The Member, his spouse and all children up to 18 years of age. There are no geographic limitations.
Open to all Pennsylvania Freemasons. Also open to members of Pennsylvania Women’s groups having Masonic affiliation as a requirement for membership. Requirement of one donated unit of blood by the applicant or by a substitute. There is no monetary obligation for membership. Widows of all Pennsylvania Freemasons are automatically covered, upon application, without the required one unit of blood.
Members are registered under the name of the eligible member, regardless of who makes the actual blood donation. Wives and minor children are covered under that name, unless the wife registers under her membership in an affiliated women’s group. There is no need to give a membership number when you donate blood. You can tell them you are donating for the Masonic Blood and Organ Donor Program. Some blood centers keep a record and others do not. It doesn’t affect you either way. Your membership will be renewed automatically, and we trust that you or a substitute donor will give blood when you are physically able. Membership cards generally are produced once a year, in mid-March. You don’t need to show your card to anyone — it is enough to be on the Program roster — we will process your request for blood replacement as described below.

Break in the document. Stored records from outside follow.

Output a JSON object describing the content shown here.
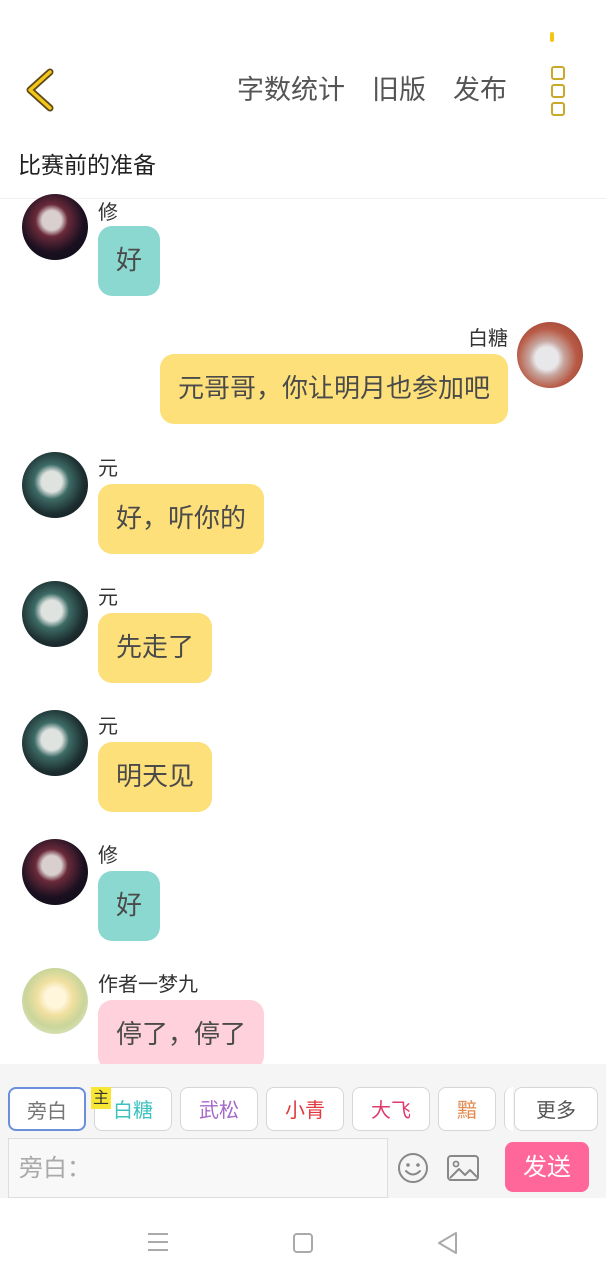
{
  "header": {
    "actions": [
      "字数统计",
      "旧版",
      "发布"
    ],
    "title": "比赛前的准备"
  },
  "messages": [
    {
      "side": "left",
      "name": "修",
      "text": "好",
      "color": "teal"
    },
    {
      "side": "right",
      "name": "白糖",
      "text": "元哥哥，你让明月也参加吧",
      "color": "yellow"
    },
    {
      "side": "left",
      "name": "元",
      "text": "好，听你的",
      "color": "yellow"
    },
    {
      "side": "left",
      "name": "元",
      "text": "先走了",
      "color": "yellow"
    },
    {
      "side": "left",
      "name": "元",
      "text": "明天见",
      "color": "yellow"
    },
    {
      "side": "left",
      "name": "修",
      "text": "好",
      "color": "teal"
    },
    {
      "side": "left",
      "name": "作者一梦九",
      "text": "停了，停了",
      "color": "pink"
    }
  ],
  "character_tabs": [
    {
      "label": "旁白",
      "color": "#777777",
      "selected": true
    },
    {
      "label": "白糖",
      "color": "#3cc2bf",
      "badge": "主"
    },
    {
      "label": "武松",
      "color": "#a569c8"
    },
    {
      "label": "小青",
      "color": "#e0393e"
    },
    {
      "label": "大飞",
      "color": "#e03a6d"
    },
    {
      "label": "黯",
      "color": "#e28a4f"
    }
  ],
  "more_label": "更多",
  "input": {
    "placeholder": "旁白："
  },
  "send_label": "发送",
  "icons": {
    "back": "chevron-left-icon",
    "menu": "more-vertical-icon",
    "emoji": "smiley-icon",
    "image": "image-icon",
    "nav": [
      "menu-lines-icon",
      "square-icon",
      "triangle-back-icon"
    ]
  },
  "colors": {
    "accent_yellow": "#fde07a",
    "teal": "#8ad8cf",
    "pink": "#ffd1dc",
    "send": "#ff6699"
  }
}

Wait until you are out of the hospital and have received your bill and EOB. Send your (1) hospital bill, (2) insurance explanation of benefits (EOB) and (3) proof of payment to the program secretary. His address is on the membership card. The program, at the discretion of the board, will assist the member with reimbursement for remaining out of pocket expenses incurred for blood and/or blood product transfusions after insurance. We do not cover processing or administration fees.
If you know of a Masonic Widow who is not a member of this Program, please print out the membership form included here and encourage her to join, without the requirement of providing one unit of blood. It is a benefit of her husband’s membership in the Masonic Fraternity. Masonic youth group members are also now eligible for membership in the program — see form below.

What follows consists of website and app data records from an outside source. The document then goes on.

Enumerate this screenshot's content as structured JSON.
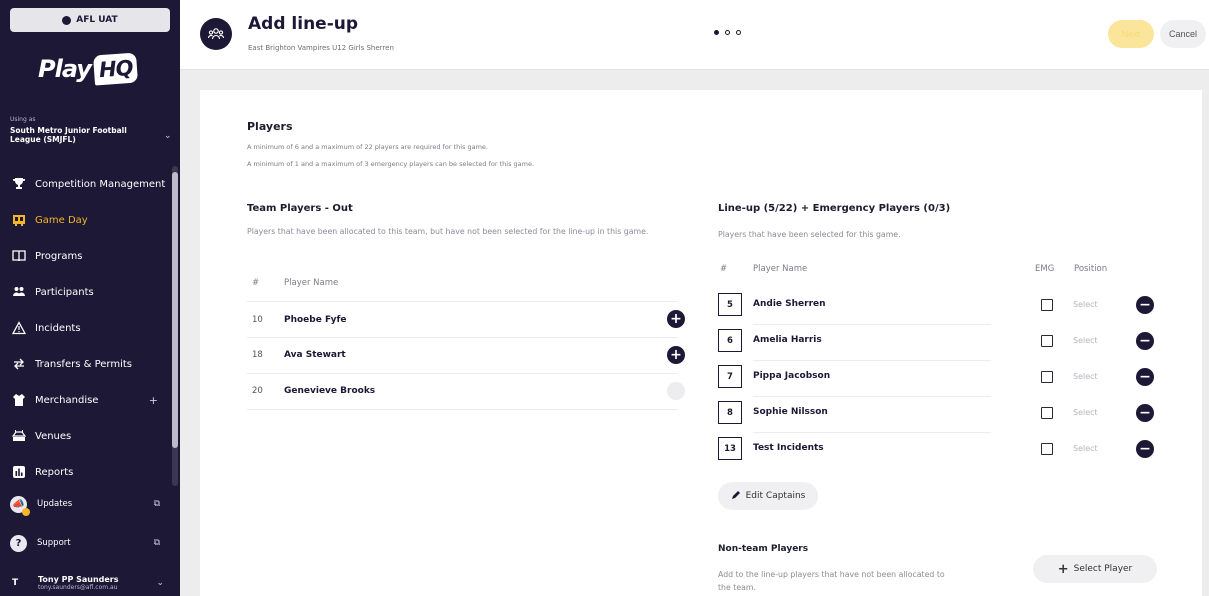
{
  "sidebar": {
    "env_label": "AFL UAT",
    "logo": "PlayHQ",
    "logo_parts": [
      "Play",
      "HQ"
    ],
    "using_as_label": "Using as",
    "org_name": "South Metro Junior Football League (SMJFL)",
    "nav": [
      {
        "label": "Competition Management",
        "icon": "trophy-icon"
      },
      {
        "label": "Game Day",
        "icon": "scoreboard-icon",
        "active": true
      },
      {
        "label": "Programs",
        "icon": "book-icon"
      },
      {
        "label": "Participants",
        "icon": "people-icon"
      },
      {
        "label": "Incidents",
        "icon": "warning-icon"
      },
      {
        "label": "Transfers & Permits",
        "icon": "transfer-icon"
      },
      {
        "label": "Merchandise",
        "icon": "tshirt-icon",
        "expand": "+"
      },
      {
        "label": "Venues",
        "icon": "stadium-icon"
      },
      {
        "label": "Reports",
        "icon": "chart-icon"
      }
    ],
    "updates_label": "Updates",
    "support_label": "Support",
    "user_initial": "T",
    "user_name": "Tony PP Saunders",
    "user_email": "tony.saunders@afl.com.au"
  },
  "header": {
    "title": "Add line-up",
    "subtitle": "East Brighton Vampires U12 Girls Sherren",
    "step_count": 3,
    "current_step": 1,
    "next_label": "Next",
    "cancel_label": "Cancel"
  },
  "players": {
    "title": "Players",
    "note1": "A minimum of 6 and a maximum of 22 players are required for this game.",
    "note2": "A minimum of 1 and a maximum of 3 emergency players can be selected for this game."
  },
  "team_out": {
    "title": "Team Players - Out",
    "description": "Players that have been allocated to this team, but have not been selected for the line-up in this game.",
    "col_num": "#",
    "col_name": "Player Name",
    "rows": [
      {
        "num": "10",
        "name": "Phoebe Fyfe",
        "add_enabled": true
      },
      {
        "num": "18",
        "name": "Ava Stewart",
        "add_enabled": true
      },
      {
        "num": "20",
        "name": "Genevieve Brooks",
        "add_enabled": false
      }
    ]
  },
  "lineup": {
    "title": "Line-up (5/22) + Emergency Players (0/3)",
    "description": "Players that have been selected for this game.",
    "col_num": "#",
    "col_name": "Player Name",
    "col_emg": "EMG",
    "col_position": "Position",
    "rows": [
      {
        "num": "5",
        "name": "Andie Sherren",
        "position": "Select",
        "emergency": false
      },
      {
        "num": "6",
        "name": "Amelia Harris",
        "position": "Select",
        "emergency": false
      },
      {
        "num": "7",
        "name": "Pippa Jacobson",
        "position": "Select",
        "emergency": false
      },
      {
        "num": "8",
        "name": "Sophie Nilsson",
        "position": "Select",
        "emergency": false
      },
      {
        "num": "13",
        "name": "Test Incidents",
        "position": "Select",
        "emergency": false
      }
    ],
    "edit_captains_label": "Edit Captains"
  },
  "non_team": {
    "title": "Non-team Players",
    "description": "Add to the line-up players that have not been allocated to the team.",
    "select_player_label": "Select Player"
  }
}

Once a family has consented to donation, the donor’s height, weight and blood type are entered into a computer tied into the national database operated by the Organ Procurement and Transplant Network (OPTN). After the information is entered, the OPTN computer generates a list of individuals awaiting transplants who best match the donor’s blood and body size. Medical urgency and the amount of time on a waiting list also play an integral role in determining who receives an organ.

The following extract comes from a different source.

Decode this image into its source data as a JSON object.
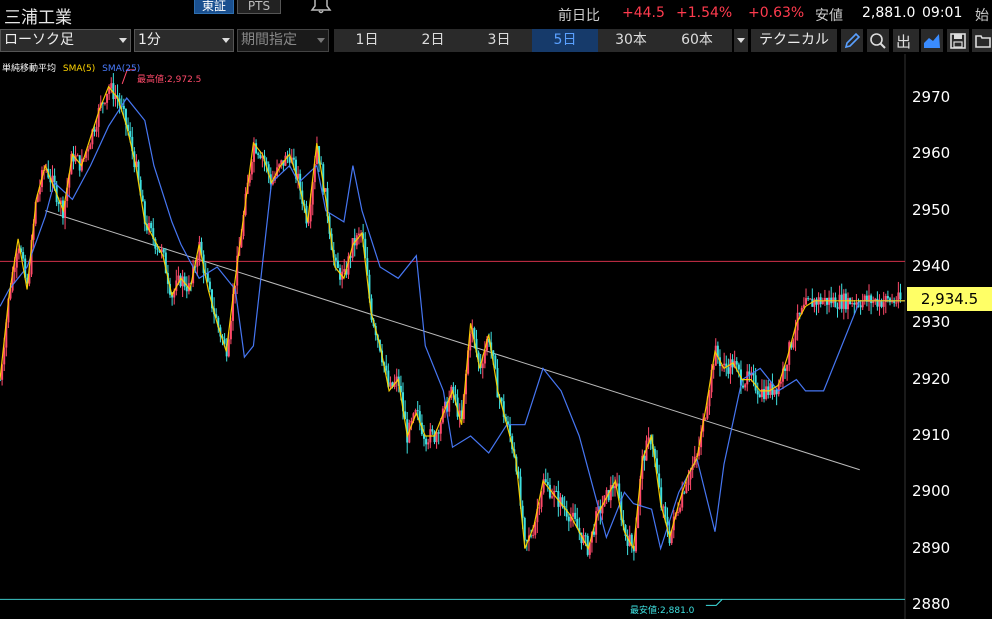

A patient’s race, gender, age, celebrity status, or income are not considered when deciding who receives an organ. Also, most costs associated with transplantation are covered by private insurance or Medicare.